Work instructions –
Type out all the records again exactly.

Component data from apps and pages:
- Opening Delimiter -

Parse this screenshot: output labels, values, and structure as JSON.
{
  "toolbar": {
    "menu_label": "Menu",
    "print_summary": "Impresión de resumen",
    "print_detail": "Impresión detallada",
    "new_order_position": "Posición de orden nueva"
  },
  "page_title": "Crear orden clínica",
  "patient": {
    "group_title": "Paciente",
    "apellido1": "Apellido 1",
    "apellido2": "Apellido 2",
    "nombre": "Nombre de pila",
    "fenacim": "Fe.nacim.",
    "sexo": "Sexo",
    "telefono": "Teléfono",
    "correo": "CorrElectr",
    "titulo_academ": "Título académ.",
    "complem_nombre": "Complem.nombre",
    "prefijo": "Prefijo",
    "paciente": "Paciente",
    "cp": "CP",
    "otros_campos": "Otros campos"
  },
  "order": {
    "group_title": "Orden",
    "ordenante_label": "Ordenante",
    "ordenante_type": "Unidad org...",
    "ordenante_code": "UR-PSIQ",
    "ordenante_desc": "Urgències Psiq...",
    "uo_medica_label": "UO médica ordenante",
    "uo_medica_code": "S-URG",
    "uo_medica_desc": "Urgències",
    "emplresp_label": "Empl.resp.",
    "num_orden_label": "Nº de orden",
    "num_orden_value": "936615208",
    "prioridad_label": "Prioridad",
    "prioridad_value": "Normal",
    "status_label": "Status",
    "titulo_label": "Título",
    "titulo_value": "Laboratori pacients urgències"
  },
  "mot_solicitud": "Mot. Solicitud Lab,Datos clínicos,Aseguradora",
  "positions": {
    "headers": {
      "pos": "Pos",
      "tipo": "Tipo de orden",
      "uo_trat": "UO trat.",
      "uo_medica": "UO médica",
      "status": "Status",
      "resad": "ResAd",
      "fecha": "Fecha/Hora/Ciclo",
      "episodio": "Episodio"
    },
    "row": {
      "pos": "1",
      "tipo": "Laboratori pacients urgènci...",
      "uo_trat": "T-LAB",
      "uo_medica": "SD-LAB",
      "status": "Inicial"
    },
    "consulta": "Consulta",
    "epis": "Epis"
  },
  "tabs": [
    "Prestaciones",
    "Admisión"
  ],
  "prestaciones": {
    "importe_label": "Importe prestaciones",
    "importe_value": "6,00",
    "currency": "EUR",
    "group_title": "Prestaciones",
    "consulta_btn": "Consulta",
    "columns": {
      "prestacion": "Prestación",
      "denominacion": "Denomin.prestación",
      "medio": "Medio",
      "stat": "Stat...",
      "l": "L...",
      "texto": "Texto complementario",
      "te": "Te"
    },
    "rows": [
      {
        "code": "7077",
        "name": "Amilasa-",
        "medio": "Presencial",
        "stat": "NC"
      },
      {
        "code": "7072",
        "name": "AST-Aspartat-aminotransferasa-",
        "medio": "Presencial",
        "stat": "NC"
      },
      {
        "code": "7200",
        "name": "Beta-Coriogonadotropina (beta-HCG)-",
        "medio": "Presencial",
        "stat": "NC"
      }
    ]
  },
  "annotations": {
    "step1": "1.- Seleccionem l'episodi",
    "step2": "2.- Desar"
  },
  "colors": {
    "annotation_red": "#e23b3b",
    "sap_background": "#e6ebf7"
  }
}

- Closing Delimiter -

Task result –
Parse this screenshot: output labels, values, and structure as JSON.
{
  "toolbar": {
    "menu_label": "Menu",
    "print_summary": "Impresión de resumen",
    "print_detail": "Impresión detallada",
    "new_order_position": "Posición de orden nueva"
  },
  "page_title": "Crear orden clínica",
  "patient": {
    "group_title": "Paciente",
    "apellido1": "Apellido 1",
    "apellido2": "Apellido 2",
    "nombre": "Nombre de pila",
    "fenacim": "Fe.nacim.",
    "sexo": "Sexo",
    "telefono": "Teléfono",
    "correo": "CorrElectr",
    "titulo_academ": "Título académ.",
    "complem_nombre": "Complem.nombre",
    "prefijo": "Prefijo",
    "paciente": "Paciente",
    "cp": "CP",
    "otros_campos": "Otros campos"
  },
  "order": {
    "group_title": "Orden",
    "ordenante_label": "Ordenante",
    "ordenante_type": "Unidad org...",
    "ordenante_code": "UR-PSIQ",
    "ordenante_desc": "Urgències Psiq...",
    "uo_medica_label": "UO médica ordenante",
    "uo_medica_code": "S-URG",
    "uo_medica_desc": "Urgències",
    "emplresp_label": "Empl.resp.",
    "num_orden_label": "Nº de orden",
    "num_orden_value": "936615208",
    "prioridad_label": "Prioridad",
    "prioridad_value": "Normal",
    "status_label": "Status",
    "titulo_label": "Título",
    "titulo_value": "Laboratori pacients urgències"
  },
  "mot_solicitud": "Mot. Solicitud Lab,Datos clínicos,Aseguradora",
  "positions": {
    "headers": {
      "pos": "Pos",
      "tipo": "Tipo de orden",
      "uo_trat": "UO trat.",
      "uo_medica": "UO médica",
      "status": "Status",
      "resad": "ResAd",
      "fecha": "Fecha/Hora/Ciclo",
      "episodio": "Episodio"
    },
    "row": {
      "pos": "1",
      "tipo": "Laboratori pacients urgènci...",
      "uo_trat": "T-LAB",
      "uo_medica": "SD-LAB",
      "status": "Inicial"
    },
    "consulta": "Consulta",
    "epis": "Epis"
  },
  "tabs": [
    "Prestaciones",
    "Admisión"
  ],
  "prestaciones": {
    "importe_label": "Importe prestaciones",
    "importe_value": "6,00",
    "currency": "EUR",
    "group_title": "Prestaciones",
    "consulta_btn": "Consulta",
    "columns": {
      "prestacion": "Prestación",
      "denominacion": "Denomin.prestación",
      "medio": "Medio",
      "stat": "Stat...",
      "l": "L...",
      "texto": "Texto complementario",
      "te": "Te"
    },
    "rows": [
      {
        "code": "7077",
        "name": "Amilasa-",
        "medio": "Presencial",
        "stat": "NC"
      },
      {
        "code": "7072",
        "name": "AST-Aspartat-aminotransferasa-",
        "medio": "Presencial",
        "stat": "NC"
      },
      {
        "code": "7200",
        "name": "Beta-Coriogonadotropina (beta-HCG)-",
        "medio": "Presencial",
        "stat": "NC"
      }
    ]
  },
  "annotations": {
    "step1": "1.- Seleccionem l'episodi",
    "step2": "2.- Desar"
  },
  "colors": {
    "annotation_red": "#e23b3b",
    "sap_background": "#e6ebf7"
  }
}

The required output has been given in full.